[TASK TO COMPLETE]
Output every line below exactly.

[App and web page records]

* * * * * * *

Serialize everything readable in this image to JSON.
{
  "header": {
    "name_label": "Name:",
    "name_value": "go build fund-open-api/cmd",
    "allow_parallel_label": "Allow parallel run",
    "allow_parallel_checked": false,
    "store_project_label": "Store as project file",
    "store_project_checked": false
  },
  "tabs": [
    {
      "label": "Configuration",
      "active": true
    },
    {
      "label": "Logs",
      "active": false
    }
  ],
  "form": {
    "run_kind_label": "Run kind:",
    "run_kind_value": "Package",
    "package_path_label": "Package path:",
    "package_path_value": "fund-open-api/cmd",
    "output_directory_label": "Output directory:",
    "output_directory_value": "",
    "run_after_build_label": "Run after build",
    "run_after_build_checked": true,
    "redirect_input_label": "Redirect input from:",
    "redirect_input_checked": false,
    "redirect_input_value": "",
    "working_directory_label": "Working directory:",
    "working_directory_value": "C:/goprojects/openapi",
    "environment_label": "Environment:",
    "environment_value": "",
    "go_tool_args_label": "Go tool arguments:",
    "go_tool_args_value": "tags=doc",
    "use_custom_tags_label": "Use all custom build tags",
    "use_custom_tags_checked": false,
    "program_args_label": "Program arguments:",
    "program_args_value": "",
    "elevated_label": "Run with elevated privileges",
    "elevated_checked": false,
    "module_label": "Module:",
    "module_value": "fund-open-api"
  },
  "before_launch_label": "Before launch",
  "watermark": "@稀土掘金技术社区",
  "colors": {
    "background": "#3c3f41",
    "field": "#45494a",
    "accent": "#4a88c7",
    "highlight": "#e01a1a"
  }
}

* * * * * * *

[RESULT OF THIS EXERCISE]
Serialize everything readable in this image to JSON.
{
  "header": {
    "name_label": "Name:",
    "name_value": "go build fund-open-api/cmd",
    "allow_parallel_label": "Allow parallel run",
    "allow_parallel_checked": false,
    "store_project_label": "Store as project file",
    "store_project_checked": false
  },
  "tabs": [
    {
      "label": "Configuration",
      "active": true
    },
    {
      "label": "Logs",
      "active": false
    }
  ],
  "form": {
    "run_kind_label": "Run kind:",
    "run_kind_value": "Package",
    "package_path_label": "Package path:",
    "package_path_value": "fund-open-api/cmd",
    "output_directory_label": "Output directory:",
    "output_directory_value": "",
    "run_after_build_label": "Run after build",
    "run_after_build_checked": true,
    "redirect_input_label": "Redirect input from:",
    "redirect_input_checked": false,
    "redirect_input_value": "",
    "working_directory_label": "Working directory:",
    "working_directory_value": "C:/goprojects/openapi",
    "environment_label": "Environment:",
    "environment_value": "",
    "go_tool_args_label": "Go tool arguments:",
    "go_tool_args_value": "tags=doc",
    "use_custom_tags_label": "Use all custom build tags",
    "use_custom_tags_checked": false,
    "program_args_label": "Program arguments:",
    "program_args_value": "",
    "elevated_label": "Run with elevated privileges",
    "elevated_checked": false,
    "module_label": "Module:",
    "module_value": "fund-open-api"
  },
  "before_launch_label": "Before launch",
  "watermark": "@稀土掘金技术社区",
  "colors": {
    "background": "#3c3f41",
    "field": "#45494a",
    "accent": "#4a88c7",
    "highlight": "#e01a1a"
  }
}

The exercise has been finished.